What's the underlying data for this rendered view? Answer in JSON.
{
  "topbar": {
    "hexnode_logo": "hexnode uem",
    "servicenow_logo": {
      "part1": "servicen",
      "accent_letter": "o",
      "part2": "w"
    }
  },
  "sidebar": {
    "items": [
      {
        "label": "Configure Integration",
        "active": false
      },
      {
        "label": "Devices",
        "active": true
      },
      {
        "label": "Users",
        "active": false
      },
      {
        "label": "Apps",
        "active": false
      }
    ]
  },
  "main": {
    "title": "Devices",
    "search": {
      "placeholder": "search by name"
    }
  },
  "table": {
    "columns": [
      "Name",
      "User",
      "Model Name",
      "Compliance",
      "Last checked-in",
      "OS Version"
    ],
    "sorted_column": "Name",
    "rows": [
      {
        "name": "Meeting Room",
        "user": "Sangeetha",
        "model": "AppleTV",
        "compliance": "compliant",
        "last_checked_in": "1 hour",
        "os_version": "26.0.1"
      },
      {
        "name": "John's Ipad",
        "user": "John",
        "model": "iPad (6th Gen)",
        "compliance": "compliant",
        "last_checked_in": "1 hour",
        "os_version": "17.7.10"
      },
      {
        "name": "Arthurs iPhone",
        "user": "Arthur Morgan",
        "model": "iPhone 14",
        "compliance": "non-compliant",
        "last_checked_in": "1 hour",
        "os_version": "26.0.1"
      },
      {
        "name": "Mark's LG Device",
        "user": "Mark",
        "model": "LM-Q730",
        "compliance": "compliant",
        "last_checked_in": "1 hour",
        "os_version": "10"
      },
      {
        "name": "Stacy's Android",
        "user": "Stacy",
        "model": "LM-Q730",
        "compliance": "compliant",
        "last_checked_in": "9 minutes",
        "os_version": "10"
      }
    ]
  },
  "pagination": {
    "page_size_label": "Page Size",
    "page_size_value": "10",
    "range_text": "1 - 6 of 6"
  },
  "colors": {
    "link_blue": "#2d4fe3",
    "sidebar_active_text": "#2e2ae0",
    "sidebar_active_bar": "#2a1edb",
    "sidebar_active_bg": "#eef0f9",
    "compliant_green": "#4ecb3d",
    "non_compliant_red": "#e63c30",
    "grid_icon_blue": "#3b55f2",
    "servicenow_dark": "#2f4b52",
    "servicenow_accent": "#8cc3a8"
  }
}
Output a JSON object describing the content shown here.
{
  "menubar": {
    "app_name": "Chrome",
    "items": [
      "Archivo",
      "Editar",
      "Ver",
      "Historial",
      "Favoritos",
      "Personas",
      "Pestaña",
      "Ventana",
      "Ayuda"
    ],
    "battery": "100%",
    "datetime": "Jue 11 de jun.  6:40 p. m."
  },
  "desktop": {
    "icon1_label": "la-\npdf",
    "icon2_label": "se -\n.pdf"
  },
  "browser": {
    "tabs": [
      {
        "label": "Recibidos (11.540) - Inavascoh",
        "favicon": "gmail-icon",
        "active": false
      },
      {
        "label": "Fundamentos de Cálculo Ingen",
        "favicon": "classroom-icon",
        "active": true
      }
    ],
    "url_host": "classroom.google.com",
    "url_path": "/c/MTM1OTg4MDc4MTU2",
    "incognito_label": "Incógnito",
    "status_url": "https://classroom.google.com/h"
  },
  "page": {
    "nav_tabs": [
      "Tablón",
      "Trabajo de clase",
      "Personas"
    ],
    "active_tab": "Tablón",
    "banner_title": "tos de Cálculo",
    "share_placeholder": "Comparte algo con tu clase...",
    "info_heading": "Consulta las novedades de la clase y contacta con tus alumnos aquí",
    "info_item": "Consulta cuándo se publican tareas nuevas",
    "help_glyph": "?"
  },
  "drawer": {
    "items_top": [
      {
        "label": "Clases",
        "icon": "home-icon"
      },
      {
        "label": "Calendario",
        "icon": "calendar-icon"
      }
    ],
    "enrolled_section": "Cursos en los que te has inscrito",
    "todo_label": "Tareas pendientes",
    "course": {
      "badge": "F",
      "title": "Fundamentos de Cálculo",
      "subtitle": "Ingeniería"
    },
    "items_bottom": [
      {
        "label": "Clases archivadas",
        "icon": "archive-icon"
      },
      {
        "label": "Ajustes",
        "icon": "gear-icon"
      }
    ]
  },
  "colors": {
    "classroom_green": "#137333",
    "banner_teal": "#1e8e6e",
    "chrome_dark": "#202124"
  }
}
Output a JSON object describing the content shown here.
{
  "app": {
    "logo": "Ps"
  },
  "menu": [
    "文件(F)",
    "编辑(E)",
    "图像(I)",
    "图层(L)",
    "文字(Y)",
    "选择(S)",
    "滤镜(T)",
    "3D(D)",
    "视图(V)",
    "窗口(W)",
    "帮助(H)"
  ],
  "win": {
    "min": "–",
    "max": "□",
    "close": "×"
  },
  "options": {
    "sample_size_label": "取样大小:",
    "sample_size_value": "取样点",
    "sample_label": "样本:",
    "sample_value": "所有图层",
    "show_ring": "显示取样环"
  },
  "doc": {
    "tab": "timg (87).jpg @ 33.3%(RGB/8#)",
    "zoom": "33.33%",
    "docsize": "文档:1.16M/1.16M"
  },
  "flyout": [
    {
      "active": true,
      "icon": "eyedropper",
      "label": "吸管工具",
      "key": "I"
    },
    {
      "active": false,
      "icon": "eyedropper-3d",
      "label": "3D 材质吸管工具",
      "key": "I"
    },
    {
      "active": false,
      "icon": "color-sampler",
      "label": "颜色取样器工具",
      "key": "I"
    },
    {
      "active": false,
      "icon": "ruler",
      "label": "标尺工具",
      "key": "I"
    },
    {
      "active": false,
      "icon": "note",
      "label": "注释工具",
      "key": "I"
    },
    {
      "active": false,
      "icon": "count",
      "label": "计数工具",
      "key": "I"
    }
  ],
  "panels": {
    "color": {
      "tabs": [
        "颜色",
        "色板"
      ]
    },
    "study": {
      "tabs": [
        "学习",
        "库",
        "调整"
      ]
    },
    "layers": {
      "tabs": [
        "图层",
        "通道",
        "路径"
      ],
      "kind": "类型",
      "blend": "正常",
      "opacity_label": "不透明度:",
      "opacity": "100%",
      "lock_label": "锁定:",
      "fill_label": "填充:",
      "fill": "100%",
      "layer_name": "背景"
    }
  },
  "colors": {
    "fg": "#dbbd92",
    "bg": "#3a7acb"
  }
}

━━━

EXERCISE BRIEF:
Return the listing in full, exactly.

EXERCISE SOLUTION:
What's the underlying data for this rendered view? Answer in JSON.
{
  "topbar": {
    "hexnode_logo": "hexnode uem",
    "servicenow_logo": {
      "part1": "servicen",
      "accent_letter": "o",
      "part2": "w"
    }
  },
  "sidebar": {
    "items": [
      {
        "label": "Configure Integration",
        "active": false
      },
      {
        "label": "Devices",
        "active": true
      },
      {
        "label": "Users",
        "active": false
      },
      {
        "label": "Apps",
        "active": false
      }
    ]
  },
  "main": {
    "title": "Devices",
    "search": {
      "placeholder": "search by name"
    }
  },
  "table": {
    "columns": [
      "Name",
      "User",
      "Model Name",
      "Compliance",
      "Last checked-in",
      "OS Version"
    ],
    "sorted_column": "Name",
    "rows": [
      {
        "name": "Meeting Room",
        "user": "Sangeetha",
        "model": "AppleTV",
        "compliance": "compliant",
        "last_checked_in": "1 hour",
        "os_version": "26.0.1"
      },
      {
        "name": "John's Ipad",
        "user": "John",
        "model": "iPad (6th Gen)",
        "compliance": "compliant",
        "last_checked_in": "1 hour",
        "os_version": "17.7.10"
      },
      {
        "name": "Arthurs iPhone",
        "user": "Arthur Morgan",
        "model": "iPhone 14",
        "compliance": "non-compliant",
        "last_checked_in": "1 hour",
        "os_version": "26.0.1"
      },
      {
        "name": "Mark's LG Device",
        "user": "Mark",
        "model": "LM-Q730",
        "compliance": "compliant",
        "last_checked_in": "1 hour",
        "os_version": "10"
      },
      {
        "name": "Stacy's Android",
        "user": "Stacy",
        "model": "LM-Q730",
        "compliance": "compliant",
        "last_checked_in": "9 minutes",
        "os_version": "10"
      }
    ]
  },
  "pagination": {
    "page_size_label": "Page Size",
    "page_size_value": "10",
    "range_text": "1 - 6 of 6"
  },
  "colors": {
    "link_blue": "#2d4fe3",
    "sidebar_active_text": "#2e2ae0",
    "sidebar_active_bar": "#2a1edb",
    "sidebar_active_bg": "#eef0f9",
    "compliant_green": "#4ecb3d",
    "non_compliant_red": "#e63c30",
    "grid_icon_blue": "#3b55f2",
    "servicenow_dark": "#2f4b52",
    "servicenow_accent": "#8cc3a8"
  }
}
Output a JSON object describing the content shown here.
{
  "menubar": {
    "app_name": "Chrome",
    "items": [
      "Archivo",
      "Editar",
      "Ver",
      "Historial",
      "Favoritos",
      "Personas",
      "Pestaña",
      "Ventana",
      "Ayuda"
    ],
    "battery": "100%",
    "datetime": "Jue 11 de jun.  6:40 p. m."
  },
  "desktop": {
    "icon1_label": "la-\npdf",
    "icon2_label": "se -\n.pdf"
  },
  "browser": {
    "tabs": [
      {
        "label": "Recibidos (11.540) - Inavascoh",
        "favicon": "gmail-icon",
        "active": false
      },
      {
        "label": "Fundamentos de Cálculo Ingen",
        "favicon": "classroom-icon",
        "active": true
      }
    ],
    "url_host": "classroom.google.com",
    "url_path": "/c/MTM1OTg4MDc4MTU2",
    "incognito_label": "Incógnito",
    "status_url": "https://classroom.google.com/h"
  },
  "page": {
    "nav_tabs": [
      "Tablón",
      "Trabajo de clase",
      "Personas"
    ],
    "active_tab": "Tablón",
    "banner_title": "tos de Cálculo",
    "share_placeholder": "Comparte algo con tu clase...",
    "info_heading": "Consulta las novedades de la clase y contacta con tus alumnos aquí",
    "info_item": "Consulta cuándo se publican tareas nuevas",
    "help_glyph": "?"
  },
  "drawer": {
    "items_top": [
      {
        "label": "Clases",
        "icon": "home-icon"
      },
      {
        "label": "Calendario",
        "icon": "calendar-icon"
      }
    ],
    "enrolled_section": "Cursos en los que te has inscrito",
    "todo_label": "Tareas pendientes",
    "course": {
      "badge": "F",
      "title": "Fundamentos de Cálculo",
      "subtitle": "Ingeniería"
    },
    "items_bottom": [
      {
        "label": "Clases archivadas",
        "icon": "archive-icon"
      },
      {
        "label": "Ajustes",
        "icon": "gear-icon"
      }
    ]
  },
  "colors": {
    "classroom_green": "#137333",
    "banner_teal": "#1e8e6e",
    "chrome_dark": "#202124"
  }
}
Output a JSON object describing the content shown here.
{
  "app": {
    "logo": "Ps"
  },
  "menu": [
    "文件(F)",
    "编辑(E)",
    "图像(I)",
    "图层(L)",
    "文字(Y)",
    "选择(S)",
    "滤镜(T)",
    "3D(D)",
    "视图(V)",
    "窗口(W)",
    "帮助(H)"
  ],
  "win": {
    "min": "–",
    "max": "□",
    "close": "×"
  },
  "options": {
    "sample_size_label": "取样大小:",
    "sample_size_value": "取样点",
    "sample_label": "样本:",
    "sample_value": "所有图层",
    "show_ring": "显示取样环"
  },
  "doc": {
    "tab": "timg (87).jpg @ 33.3%(RGB/8#)",
    "zoom": "33.33%",
    "docsize": "文档:1.16M/1.16M"
  },
  "flyout": [
    {
      "active": true,
      "icon": "eyedropper",
      "label": "吸管工具",
      "key": "I"
    },
    {
      "active": false,
      "icon": "eyedropper-3d",
      "label": "3D 材质吸管工具",
      "key": "I"
    },
    {
      "active": false,
      "icon": "color-sampler",
      "label": "颜色取样器工具",
      "key": "I"
    },
    {
      "active": false,
      "icon": "ruler",
      "label": "标尺工具",
      "key": "I"
    },
    {
      "active": false,
      "icon": "note",
      "label": "注释工具",
      "key": "I"
    },
    {
      "active": false,
      "icon": "count",
      "label": "计数工具",
      "key": "I"
    }
  ],
  "panels": {
    "color": {
      "tabs": [
        "颜色",
        "色板"
      ]
    },
    "study": {
      "tabs": [
        "学习",
        "库",
        "调整"
      ]
    },
    "layers": {
      "tabs": [
        "图层",
        "通道",
        "路径"
      ],
      "kind": "类型",
      "blend": "正常",
      "opacity_label": "不透明度:",
      "opacity": "100%",
      "lock_label": "锁定:",
      "fill_label": "填充:",
      "fill": "100%",
      "layer_name": "背景"
    }
  },
  "colors": {
    "fg": "#dbbd92",
    "bg": "#3a7acb"
  }
}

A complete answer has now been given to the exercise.